Putting Speed Control – The Speed Cake
A lot of golfers when they think speed control think about lag putting from distance when really a huge part of speed control relates to your ability to match speed to a line. Speed control is just as important at 8ft as it is at 30ft.
Every read requires a speed.
On certain putts, the ability to hit the right speed becomes the most important aspect the golfer has to master. There are many putts where you are afforded the least amount of error in speed. The slightest bit off in your speed is going to impact you more than the slightest bit off with your line or read.
So you can appreciate, training your speed control is a really important part of becoming a great putter. A nice analogy to think about how to develop great speed control is to think of a speed cake.
The Speed Cake
The foundation layer for speed control is good mechanics, you need reliable mechanics to be able to control the speed the club travels at. For example, if you don’t hit the ball out of the middle, you will lose energy through the strike, which will affect ball speed and distance. How you move your body will also affect how you move the putter and the ability to control the speed of it. For example, sudden movements with the wrist can massively impact angular speed which can often be hard to control for many golfers.
The next layer in your cake is rhythm and tempo, you need good rhythm and tempo to be able to develop efficient acceleration profiles so as to build up the energy in the right way. Poor rhythm and tempo makes timing the speed you want really difficult even with good mechanics.
Then finally the icing on the cake is developing touch and feel. Once you have sound mechanics and good rhythm and tempo, then training your touch and feel to improve your intuitive sense of distance and speed is where the mastery of the skill lies.
The Intentional Speed Drill
A great exercise to help build that touch and feel is what I call the intentional speed drill.
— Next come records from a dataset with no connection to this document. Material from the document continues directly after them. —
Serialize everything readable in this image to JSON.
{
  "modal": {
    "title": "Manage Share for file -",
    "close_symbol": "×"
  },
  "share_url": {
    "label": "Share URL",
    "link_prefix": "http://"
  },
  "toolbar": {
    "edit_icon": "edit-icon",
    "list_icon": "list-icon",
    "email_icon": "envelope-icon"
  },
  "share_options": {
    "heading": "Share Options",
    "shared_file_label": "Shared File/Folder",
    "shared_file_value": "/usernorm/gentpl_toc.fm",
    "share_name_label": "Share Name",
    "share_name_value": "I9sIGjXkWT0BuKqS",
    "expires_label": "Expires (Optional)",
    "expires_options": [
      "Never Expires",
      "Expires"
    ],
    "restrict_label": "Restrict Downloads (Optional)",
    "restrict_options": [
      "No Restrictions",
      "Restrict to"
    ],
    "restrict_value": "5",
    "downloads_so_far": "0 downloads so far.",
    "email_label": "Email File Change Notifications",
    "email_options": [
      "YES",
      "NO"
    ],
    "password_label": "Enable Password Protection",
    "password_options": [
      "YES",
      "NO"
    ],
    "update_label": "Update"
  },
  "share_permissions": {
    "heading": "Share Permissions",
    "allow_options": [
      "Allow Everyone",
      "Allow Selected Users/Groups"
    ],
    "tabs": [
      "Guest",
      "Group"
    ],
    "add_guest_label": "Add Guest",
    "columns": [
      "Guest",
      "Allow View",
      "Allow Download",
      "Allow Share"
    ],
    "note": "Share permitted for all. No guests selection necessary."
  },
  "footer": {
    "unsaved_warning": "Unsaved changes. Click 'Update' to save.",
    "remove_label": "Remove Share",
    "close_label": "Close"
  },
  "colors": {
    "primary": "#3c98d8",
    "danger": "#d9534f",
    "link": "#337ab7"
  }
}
Here I would place a Visio phantom hole on the green then attempt to hit 3 putts through the hole from a specific distance (let’s say 6 ft to start with) but each putt needs to finish a specific distance past. 1st putt needs to finish 0-1 ft past, the 2nd putt would need to be 1-2ft past and then the last putt would need to finish 2-3ft past.
The great thing about using the phantom hole is that the ball will roll through the hole so you can see a successful putt but also get feedback as to where the ball would finish in terms of distance past the hole.
Now repeat the drill but reverse or randomize the distances you attempt. Once you have done this, now change the distance of the putt (let’s say we now move to 8ft) and then repeat the process again. The drill is forcing you each time to hit a putt with a different intention and essentially hit the ball a different distance each time. Such a process is helping us to fine-tune our feel for what we are doing. Its implicitly going to help us develop a sense of which input equals which output and help us build great visuals, feel and imagination.
So next time you are on the green consider the speed cake, practice the mechanics, work on your rhythm and tempo and then fine-tune that touch!
Until next time,